** Data excerpts **

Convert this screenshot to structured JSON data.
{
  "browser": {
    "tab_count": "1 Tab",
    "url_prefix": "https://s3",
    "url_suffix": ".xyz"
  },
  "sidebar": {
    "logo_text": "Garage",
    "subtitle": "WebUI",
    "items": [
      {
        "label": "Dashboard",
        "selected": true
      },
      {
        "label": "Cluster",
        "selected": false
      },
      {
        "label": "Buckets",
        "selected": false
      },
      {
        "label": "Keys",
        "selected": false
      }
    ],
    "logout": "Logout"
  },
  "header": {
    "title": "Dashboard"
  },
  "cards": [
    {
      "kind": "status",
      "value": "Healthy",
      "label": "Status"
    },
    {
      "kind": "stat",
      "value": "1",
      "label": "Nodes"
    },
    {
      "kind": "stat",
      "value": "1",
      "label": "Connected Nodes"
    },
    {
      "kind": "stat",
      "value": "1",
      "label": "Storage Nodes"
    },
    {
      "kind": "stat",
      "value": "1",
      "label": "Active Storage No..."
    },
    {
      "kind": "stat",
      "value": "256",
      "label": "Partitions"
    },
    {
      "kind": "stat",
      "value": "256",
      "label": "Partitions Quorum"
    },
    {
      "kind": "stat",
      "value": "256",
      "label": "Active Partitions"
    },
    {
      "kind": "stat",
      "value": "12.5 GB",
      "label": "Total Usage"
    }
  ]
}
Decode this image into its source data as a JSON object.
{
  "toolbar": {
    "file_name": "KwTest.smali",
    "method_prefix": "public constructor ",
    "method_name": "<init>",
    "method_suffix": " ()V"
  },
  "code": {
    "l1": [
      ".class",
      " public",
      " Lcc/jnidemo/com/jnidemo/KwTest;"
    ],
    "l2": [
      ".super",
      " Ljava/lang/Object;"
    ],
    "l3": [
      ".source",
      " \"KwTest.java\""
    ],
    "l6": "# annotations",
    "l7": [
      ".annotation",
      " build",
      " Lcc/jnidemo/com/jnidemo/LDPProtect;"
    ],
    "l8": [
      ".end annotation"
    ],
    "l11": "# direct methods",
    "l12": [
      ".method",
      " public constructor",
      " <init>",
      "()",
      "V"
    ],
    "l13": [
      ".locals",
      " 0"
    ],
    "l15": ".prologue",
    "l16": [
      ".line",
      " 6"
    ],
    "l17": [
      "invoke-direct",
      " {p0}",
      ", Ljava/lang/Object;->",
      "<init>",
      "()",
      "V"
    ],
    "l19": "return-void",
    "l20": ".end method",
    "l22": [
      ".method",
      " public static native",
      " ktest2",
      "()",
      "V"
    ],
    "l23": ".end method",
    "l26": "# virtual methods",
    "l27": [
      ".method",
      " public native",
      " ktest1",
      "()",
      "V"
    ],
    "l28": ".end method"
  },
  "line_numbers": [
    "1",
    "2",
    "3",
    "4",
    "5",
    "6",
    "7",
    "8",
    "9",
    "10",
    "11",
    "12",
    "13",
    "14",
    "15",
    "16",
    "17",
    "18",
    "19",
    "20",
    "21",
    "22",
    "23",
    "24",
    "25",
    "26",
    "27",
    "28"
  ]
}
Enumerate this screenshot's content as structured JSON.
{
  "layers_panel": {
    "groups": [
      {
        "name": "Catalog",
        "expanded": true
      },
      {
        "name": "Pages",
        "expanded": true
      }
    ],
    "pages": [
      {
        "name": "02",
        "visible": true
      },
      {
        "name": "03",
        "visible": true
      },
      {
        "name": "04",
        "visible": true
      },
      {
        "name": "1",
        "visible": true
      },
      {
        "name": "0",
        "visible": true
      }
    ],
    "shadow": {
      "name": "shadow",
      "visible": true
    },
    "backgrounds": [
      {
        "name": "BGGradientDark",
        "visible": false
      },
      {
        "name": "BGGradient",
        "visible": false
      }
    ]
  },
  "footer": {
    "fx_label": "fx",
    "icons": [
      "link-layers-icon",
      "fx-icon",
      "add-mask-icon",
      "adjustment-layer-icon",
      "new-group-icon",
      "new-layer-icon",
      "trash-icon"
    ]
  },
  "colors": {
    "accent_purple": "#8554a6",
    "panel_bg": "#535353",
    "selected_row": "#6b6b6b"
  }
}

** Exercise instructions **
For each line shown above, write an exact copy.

** Solution to the problem **
Convert this screenshot to structured JSON data.
{
  "browser": {
    "tab_count": "1 Tab",
    "url_prefix": "https://s3",
    "url_suffix": ".xyz"
  },
  "sidebar": {
    "logo_text": "Garage",
    "subtitle": "WebUI",
    "items": [
      {
        "label": "Dashboard",
        "selected": true
      },
      {
        "label": "Cluster",
        "selected": false
      },
      {
        "label": "Buckets",
        "selected": false
      },
      {
        "label": "Keys",
        "selected": false
      }
    ],
    "logout": "Logout"
  },
  "header": {
    "title": "Dashboard"
  },
  "cards": [
    {
      "kind": "status",
      "value": "Healthy",
      "label": "Status"
    },
    {
      "kind": "stat",
      "value": "1",
      "label": "Nodes"
    },
    {
      "kind": "stat",
      "value": "1",
      "label": "Connected Nodes"
    },
    {
      "kind": "stat",
      "value": "1",
      "label": "Storage Nodes"
    },
    {
      "kind": "stat",
      "value": "1",
      "label": "Active Storage No..."
    },
    {
      "kind": "stat",
      "value": "256",
      "label": "Partitions"
    },
    {
      "kind": "stat",
      "value": "256",
      "label": "Partitions Quorum"
    },
    {
      "kind": "stat",
      "value": "256",
      "label": "Active Partitions"
    },
    {
      "kind": "stat",
      "value": "12.5 GB",
      "label": "Total Usage"
    }
  ]
}
Decode this image into its source data as a JSON object.
{
  "toolbar": {
    "file_name": "KwTest.smali",
    "method_prefix": "public constructor ",
    "method_name": "<init>",
    "method_suffix": " ()V"
  },
  "code": {
    "l1": [
      ".class",
      " public",
      " Lcc/jnidemo/com/jnidemo/KwTest;"
    ],
    "l2": [
      ".super",
      " Ljava/lang/Object;"
    ],
    "l3": [
      ".source",
      " \"KwTest.java\""
    ],
    "l6": "# annotations",
    "l7": [
      ".annotation",
      " build",
      " Lcc/jnidemo/com/jnidemo/LDPProtect;"
    ],
    "l8": [
      ".end annotation"
    ],
    "l11": "# direct methods",
    "l12": [
      ".method",
      " public constructor",
      " <init>",
      "()",
      "V"
    ],
    "l13": [
      ".locals",
      " 0"
    ],
    "l15": ".prologue",
    "l16": [
      ".line",
      " 6"
    ],
    "l17": [
      "invoke-direct",
      " {p0}",
      ", Ljava/lang/Object;->",
      "<init>",
      "()",
      "V"
    ],
    "l19": "return-void",
    "l20": ".end method",
    "l22": [
      ".method",
      " public static native",
      " ktest2",
      "()",
      "V"
    ],
    "l23": ".end method",
    "l26": "# virtual methods",
    "l27": [
      ".method",
      " public native",
      " ktest1",
      "()",
      "V"
    ],
    "l28": ".end method"
  },
  "line_numbers": [
    "1",
    "2",
    "3",
    "4",
    "5",
    "6",
    "7",
    "8",
    "9",
    "10",
    "11",
    "12",
    "13",
    "14",
    "15",
    "16",
    "17",
    "18",
    "19",
    "20",
    "21",
    "22",
    "23",
    "24",
    "25",
    "26",
    "27",
    "28"
  ]
}
Enumerate this screenshot's content as structured JSON.
{
  "layers_panel": {
    "groups": [
      {
        "name": "Catalog",
        "expanded": true
      },
      {
        "name": "Pages",
        "expanded": true
      }
    ],
    "pages": [
      {
        "name": "02",
        "visible": true
      },
      {
        "name": "03",
        "visible": true
      },
      {
        "name": "04",
        "visible": true
      },
      {
        "name": "1",
        "visible": true
      },
      {
        "name": "0",
        "visible": true
      }
    ],
    "shadow": {
      "name": "shadow",
      "visible": true
    },
    "backgrounds": [
      {
        "name": "BGGradientDark",
        "visible": false
      },
      {
        "name": "BGGradient",
        "visible": false
      }
    ]
  },
  "footer": {
    "fx_label": "fx",
    "icons": [
      "link-layers-icon",
      "fx-icon",
      "add-mask-icon",
      "adjustment-layer-icon",
      "new-group-icon",
      "new-layer-icon",
      "trash-icon"
    ]
  },
  "colors": {
    "accent_purple": "#8554a6",
    "panel_bg": "#535353",
    "selected_row": "#6b6b6b"
  }
}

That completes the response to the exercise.